◆ PROMPT ◆
Please show every line in the entries below that includes the word "rank".

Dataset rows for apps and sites
[Start of section]
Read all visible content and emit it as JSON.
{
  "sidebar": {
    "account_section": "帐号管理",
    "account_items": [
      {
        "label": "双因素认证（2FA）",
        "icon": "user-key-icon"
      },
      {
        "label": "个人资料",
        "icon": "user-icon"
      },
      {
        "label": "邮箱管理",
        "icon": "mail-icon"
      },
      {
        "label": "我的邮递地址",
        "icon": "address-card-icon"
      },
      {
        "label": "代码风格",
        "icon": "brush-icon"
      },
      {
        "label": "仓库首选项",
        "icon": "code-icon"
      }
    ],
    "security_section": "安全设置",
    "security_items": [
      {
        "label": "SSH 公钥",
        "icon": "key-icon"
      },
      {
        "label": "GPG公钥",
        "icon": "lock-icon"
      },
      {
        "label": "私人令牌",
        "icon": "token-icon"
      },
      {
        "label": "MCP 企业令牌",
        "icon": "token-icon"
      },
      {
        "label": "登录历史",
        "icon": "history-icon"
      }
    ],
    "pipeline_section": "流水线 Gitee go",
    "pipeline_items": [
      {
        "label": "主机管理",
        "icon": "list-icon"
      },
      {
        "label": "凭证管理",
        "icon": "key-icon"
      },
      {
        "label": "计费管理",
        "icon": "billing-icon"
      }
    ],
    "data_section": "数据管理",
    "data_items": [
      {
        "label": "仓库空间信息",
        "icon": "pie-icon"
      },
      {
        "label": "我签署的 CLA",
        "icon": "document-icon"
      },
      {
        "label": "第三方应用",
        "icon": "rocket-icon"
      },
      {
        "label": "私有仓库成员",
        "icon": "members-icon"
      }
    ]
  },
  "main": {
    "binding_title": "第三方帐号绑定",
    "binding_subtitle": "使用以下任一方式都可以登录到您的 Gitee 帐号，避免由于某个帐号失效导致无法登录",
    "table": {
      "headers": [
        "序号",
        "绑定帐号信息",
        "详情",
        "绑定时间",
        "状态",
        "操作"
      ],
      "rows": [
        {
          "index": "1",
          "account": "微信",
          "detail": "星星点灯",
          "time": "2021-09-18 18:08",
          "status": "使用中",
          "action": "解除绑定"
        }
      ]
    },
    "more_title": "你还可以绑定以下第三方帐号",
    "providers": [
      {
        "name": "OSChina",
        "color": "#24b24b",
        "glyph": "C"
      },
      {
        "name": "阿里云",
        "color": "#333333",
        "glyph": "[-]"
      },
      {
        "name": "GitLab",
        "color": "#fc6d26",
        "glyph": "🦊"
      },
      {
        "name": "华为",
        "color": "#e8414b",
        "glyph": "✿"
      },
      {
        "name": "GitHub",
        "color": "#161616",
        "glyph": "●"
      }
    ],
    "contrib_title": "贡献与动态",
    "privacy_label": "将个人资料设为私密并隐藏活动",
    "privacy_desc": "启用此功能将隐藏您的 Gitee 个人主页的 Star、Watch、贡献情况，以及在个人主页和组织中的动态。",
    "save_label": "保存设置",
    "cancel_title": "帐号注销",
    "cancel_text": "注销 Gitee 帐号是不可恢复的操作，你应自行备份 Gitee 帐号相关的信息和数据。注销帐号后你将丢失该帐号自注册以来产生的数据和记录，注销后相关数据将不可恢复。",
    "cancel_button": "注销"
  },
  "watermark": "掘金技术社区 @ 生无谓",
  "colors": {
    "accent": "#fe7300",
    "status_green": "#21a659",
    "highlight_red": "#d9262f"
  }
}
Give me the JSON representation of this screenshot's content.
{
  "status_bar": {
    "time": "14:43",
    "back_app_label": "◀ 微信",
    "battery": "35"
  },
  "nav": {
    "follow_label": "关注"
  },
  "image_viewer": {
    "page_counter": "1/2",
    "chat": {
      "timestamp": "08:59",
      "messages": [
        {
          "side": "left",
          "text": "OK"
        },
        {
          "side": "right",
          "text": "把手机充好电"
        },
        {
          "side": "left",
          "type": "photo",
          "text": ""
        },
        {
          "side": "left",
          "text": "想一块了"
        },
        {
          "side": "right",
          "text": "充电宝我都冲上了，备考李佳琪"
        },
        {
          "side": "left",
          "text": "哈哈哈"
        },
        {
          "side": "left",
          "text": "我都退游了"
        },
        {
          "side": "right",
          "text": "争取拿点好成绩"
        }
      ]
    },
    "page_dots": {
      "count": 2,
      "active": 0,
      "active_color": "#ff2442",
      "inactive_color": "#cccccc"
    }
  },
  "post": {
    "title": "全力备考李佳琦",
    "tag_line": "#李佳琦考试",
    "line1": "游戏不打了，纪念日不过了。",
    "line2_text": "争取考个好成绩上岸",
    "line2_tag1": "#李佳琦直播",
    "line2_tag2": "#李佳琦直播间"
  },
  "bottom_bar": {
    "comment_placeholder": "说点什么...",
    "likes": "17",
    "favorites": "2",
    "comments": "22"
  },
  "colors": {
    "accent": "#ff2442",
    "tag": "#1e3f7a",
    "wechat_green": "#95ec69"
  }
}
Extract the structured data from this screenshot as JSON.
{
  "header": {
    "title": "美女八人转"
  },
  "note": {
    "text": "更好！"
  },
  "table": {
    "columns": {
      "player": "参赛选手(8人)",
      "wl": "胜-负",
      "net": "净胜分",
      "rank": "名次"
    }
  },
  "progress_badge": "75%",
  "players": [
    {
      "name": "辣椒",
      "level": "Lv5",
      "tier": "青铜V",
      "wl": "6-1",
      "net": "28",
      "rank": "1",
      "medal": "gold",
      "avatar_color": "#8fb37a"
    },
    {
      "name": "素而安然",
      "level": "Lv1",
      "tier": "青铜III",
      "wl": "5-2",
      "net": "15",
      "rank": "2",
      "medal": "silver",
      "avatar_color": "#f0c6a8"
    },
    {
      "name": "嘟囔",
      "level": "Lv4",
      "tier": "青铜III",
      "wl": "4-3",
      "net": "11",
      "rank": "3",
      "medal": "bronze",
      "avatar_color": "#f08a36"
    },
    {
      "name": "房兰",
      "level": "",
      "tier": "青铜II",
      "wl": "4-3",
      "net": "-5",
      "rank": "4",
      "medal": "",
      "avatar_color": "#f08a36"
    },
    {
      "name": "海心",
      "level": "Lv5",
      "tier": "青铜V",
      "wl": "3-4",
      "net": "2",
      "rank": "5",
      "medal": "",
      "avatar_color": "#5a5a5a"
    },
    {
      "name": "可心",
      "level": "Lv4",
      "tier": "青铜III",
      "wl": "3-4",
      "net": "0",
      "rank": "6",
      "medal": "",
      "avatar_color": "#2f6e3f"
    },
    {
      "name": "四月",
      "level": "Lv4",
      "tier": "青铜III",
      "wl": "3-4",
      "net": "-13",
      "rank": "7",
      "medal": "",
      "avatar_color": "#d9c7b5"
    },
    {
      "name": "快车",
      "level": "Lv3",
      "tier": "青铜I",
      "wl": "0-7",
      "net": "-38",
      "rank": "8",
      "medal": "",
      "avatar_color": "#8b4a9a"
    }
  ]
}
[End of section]
◆ RESPONSE TO THE TASK ◆
      "rank": "名次"
      "rank": "1",
      "rank": "2",
      "rank": "3",
      "rank": "4",
      "rank": "5",
      "rank": "6",
      "rank": "7",
      "rank": "8",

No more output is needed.